Mumbai: In one of the largest deals of its kind, India will buy 660 electric railway engines worth an estimated €3.5 billion (about Rs23,835 crore). The railway ministry—in its biggest ever global tender, floated on 12 June—invited bids from firms that would not only supply these high-speed engines but also build a locomotive factory in Madhepura, Bihar, at an estimated cost of more than Rs1,000 crore. The factory will have an installed capacity to produce 1,000 electric engines a year.
The last date for submitting requests for qualification is 18 July, and the price bidding is expected to start from 25 July. The railways could also raise the number of locomotives it would buy by 25%, said a person familiar with the development, who requested anonymity because he is not authorized to speak with the media. Global companies such as Bombardier Inc., Siemens AG, Alstom GmbH, Mitsubishi Heavy Industries Ltd, Toshiba Corp. and CSR Zhuzhou Electric Locomotive Works Co. Ltd of China are keen to participate in the project, the person said. State-run Bharat Heavy Electricals Ltd is also considering participating, he added. Mint had reported on 1 February the planned purchase of the locomotives and the proposal to set up the factory in Madhepura.
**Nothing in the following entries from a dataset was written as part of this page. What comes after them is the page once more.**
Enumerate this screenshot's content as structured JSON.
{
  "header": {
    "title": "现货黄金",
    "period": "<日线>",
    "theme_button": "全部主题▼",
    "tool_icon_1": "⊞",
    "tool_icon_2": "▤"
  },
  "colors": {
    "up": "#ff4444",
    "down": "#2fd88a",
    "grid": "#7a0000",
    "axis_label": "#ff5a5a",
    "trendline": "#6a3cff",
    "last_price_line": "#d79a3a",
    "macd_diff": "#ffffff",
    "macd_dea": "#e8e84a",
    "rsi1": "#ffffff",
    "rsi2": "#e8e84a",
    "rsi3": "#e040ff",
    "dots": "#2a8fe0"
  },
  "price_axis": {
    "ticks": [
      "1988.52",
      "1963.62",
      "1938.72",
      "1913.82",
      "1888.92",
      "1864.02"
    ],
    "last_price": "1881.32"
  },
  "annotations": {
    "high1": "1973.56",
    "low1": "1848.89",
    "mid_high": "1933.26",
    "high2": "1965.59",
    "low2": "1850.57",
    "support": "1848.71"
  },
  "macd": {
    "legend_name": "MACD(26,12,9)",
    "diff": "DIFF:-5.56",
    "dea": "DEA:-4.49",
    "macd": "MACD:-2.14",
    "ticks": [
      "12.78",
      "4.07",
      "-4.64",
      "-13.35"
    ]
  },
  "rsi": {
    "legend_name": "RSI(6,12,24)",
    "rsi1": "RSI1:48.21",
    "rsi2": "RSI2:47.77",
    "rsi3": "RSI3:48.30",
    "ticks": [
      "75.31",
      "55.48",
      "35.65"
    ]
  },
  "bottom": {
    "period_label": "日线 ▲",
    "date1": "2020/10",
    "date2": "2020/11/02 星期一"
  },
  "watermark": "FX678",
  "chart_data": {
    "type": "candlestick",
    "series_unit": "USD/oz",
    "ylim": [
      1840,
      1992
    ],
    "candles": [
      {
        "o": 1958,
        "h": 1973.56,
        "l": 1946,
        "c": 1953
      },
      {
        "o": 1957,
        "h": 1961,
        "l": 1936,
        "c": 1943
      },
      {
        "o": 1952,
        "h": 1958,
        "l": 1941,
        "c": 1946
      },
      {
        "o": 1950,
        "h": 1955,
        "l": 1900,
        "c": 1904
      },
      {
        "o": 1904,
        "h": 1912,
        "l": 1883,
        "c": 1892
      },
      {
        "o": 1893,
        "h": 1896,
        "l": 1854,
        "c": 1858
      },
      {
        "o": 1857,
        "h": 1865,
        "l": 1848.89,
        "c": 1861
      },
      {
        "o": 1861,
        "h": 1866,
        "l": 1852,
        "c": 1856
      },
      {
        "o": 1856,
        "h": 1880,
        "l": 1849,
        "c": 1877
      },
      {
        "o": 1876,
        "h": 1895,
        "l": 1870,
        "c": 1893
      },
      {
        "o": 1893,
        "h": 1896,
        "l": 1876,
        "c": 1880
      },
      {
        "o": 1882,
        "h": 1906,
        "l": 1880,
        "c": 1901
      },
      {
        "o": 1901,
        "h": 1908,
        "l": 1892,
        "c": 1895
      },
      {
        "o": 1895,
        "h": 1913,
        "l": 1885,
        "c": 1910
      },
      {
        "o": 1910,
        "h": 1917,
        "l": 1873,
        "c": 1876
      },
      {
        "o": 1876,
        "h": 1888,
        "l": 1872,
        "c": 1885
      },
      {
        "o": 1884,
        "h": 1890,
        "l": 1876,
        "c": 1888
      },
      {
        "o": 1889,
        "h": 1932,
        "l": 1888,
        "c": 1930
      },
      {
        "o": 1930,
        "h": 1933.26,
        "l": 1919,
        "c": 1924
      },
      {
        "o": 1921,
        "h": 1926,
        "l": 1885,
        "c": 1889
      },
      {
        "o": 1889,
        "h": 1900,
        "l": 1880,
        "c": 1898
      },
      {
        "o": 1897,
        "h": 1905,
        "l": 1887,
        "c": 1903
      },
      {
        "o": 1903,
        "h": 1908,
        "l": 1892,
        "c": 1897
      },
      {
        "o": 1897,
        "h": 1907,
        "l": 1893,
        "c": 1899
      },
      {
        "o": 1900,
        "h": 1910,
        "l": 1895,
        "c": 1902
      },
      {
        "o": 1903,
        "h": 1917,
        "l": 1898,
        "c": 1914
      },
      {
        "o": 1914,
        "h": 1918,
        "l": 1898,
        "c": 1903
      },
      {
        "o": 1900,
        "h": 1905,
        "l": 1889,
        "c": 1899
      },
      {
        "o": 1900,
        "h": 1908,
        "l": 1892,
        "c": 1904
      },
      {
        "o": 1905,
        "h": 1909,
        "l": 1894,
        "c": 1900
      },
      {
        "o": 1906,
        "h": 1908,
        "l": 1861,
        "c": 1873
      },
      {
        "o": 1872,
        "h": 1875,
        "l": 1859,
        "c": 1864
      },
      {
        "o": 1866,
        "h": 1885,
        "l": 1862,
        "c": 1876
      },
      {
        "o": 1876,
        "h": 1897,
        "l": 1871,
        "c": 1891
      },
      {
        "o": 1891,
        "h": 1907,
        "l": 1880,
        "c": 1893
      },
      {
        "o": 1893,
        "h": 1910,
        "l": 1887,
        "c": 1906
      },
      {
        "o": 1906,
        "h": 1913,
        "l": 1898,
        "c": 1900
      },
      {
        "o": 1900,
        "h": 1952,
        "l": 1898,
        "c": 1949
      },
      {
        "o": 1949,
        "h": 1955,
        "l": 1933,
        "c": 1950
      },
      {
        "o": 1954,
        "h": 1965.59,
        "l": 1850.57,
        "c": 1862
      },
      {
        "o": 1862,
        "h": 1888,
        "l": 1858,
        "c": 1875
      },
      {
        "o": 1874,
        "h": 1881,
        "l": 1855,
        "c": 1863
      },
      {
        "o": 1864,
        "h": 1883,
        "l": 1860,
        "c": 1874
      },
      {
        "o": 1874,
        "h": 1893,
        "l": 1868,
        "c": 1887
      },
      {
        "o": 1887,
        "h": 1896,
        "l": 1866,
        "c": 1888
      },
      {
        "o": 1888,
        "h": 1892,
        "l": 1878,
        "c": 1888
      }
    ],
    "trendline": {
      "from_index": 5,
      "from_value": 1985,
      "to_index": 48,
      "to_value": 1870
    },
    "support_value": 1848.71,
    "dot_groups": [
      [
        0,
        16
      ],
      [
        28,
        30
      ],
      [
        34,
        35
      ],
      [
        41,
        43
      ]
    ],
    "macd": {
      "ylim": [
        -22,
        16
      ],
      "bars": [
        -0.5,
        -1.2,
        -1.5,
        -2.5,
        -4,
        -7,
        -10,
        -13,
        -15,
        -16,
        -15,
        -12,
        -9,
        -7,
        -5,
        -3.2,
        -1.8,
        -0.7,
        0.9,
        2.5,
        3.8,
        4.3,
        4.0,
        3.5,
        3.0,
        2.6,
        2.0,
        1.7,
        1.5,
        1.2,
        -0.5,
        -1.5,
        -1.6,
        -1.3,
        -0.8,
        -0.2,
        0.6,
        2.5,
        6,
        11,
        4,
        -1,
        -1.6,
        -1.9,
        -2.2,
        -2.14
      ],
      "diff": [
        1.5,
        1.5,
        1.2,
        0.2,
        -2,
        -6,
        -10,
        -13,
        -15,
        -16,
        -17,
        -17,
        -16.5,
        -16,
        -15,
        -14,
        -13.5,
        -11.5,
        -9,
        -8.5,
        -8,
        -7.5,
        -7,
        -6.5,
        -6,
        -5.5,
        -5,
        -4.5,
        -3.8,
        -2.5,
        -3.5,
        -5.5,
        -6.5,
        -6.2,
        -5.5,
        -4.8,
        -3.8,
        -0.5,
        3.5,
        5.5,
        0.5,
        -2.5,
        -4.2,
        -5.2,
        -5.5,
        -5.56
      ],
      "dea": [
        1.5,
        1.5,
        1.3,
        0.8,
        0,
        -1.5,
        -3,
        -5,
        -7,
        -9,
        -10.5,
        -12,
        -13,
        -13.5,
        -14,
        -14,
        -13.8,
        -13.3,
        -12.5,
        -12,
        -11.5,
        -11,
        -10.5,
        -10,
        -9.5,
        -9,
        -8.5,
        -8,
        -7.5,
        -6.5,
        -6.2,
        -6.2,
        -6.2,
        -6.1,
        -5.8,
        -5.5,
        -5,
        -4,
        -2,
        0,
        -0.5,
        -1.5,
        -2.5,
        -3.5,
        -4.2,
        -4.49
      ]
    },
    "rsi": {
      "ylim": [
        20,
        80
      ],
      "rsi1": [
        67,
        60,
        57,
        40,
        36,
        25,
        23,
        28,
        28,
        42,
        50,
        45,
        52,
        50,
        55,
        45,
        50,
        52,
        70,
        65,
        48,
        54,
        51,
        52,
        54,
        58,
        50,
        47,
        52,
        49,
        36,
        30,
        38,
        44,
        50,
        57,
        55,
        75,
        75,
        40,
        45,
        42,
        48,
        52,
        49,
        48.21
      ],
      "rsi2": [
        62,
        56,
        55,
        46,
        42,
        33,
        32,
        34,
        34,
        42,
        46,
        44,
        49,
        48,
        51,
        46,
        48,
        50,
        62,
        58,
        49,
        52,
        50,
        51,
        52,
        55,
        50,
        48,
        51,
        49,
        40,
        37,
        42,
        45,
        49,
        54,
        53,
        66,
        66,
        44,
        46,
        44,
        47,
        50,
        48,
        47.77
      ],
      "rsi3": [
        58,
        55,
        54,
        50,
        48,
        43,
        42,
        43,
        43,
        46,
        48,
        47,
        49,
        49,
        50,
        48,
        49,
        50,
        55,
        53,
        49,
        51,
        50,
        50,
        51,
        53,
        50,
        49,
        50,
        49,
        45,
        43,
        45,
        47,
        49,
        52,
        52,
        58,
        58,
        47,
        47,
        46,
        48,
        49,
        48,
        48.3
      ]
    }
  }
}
Details of the order for locomotives came to light after the railway ministry issued a request for proposal, or RFP, to appoint consultants to prepare bid documents for the tender. In the RFP document, the railways said the purchase contract will be for 1,000 engines to be bought over eight years. “Considering the scale and nature of the project, Indian Railways has dropped the idea of just forming a private-public partnership for acquiring these locomotives,” the person said. “The authorities have introduced a concept of long-term procurement-cum-maintenan-ce of electric locomotives.” Under this regime, the winning company or consortium would have to supply 12,000hp electric locomotives over eight years, and maintain them for 20 years. “The new concept is a welcome step,” said Rajeev Joti, president and managing director (India, transportation), Bombardier Transportation India Ltd. “This will enable companies to look beyond just supplying the locomotives and open up new avenues of business without compromising profitability.” The engines would be deployed on the dedicated rail freight corrridors India is building, besides hauling cargo on the common rail network. India’s 2,700km-long dedicated freight corridor project was conceived in 2005 as a way to ease traffic on some of the country’s busiest freight routes running through 12 states. The corridor will connect New Delhi in the north to Mumbai in the west and Kolkata in the east. These routes account for 60% of the freight transported by the railways, which had initially estimated the project to cost around Rs28,000 crore. The railways may pick up a 26% stake in the joint venture company that will build the locomotive factory. The government is likely to offer land to the joint venture on a 35-year lease. “The ministry of railways has started land acquisition (for the Madhepura factory),” said an executive of a company that plans to bid for the project, on the condition of anonymity. “We hope the authorities will ensure better logistics to connect Patna and other important stations.” The railways estimates it will need about 1,800 locomotives over the next five years, and the ministry is concerned it may be able to meet only half the demand through the Chittaranjan Locomotive Works, or CLW, located in West Bengal. CLW, owned by the ministry, currently has a capacity to manufacture about 150 electric locomotives a year. This is being increased to 200 a year.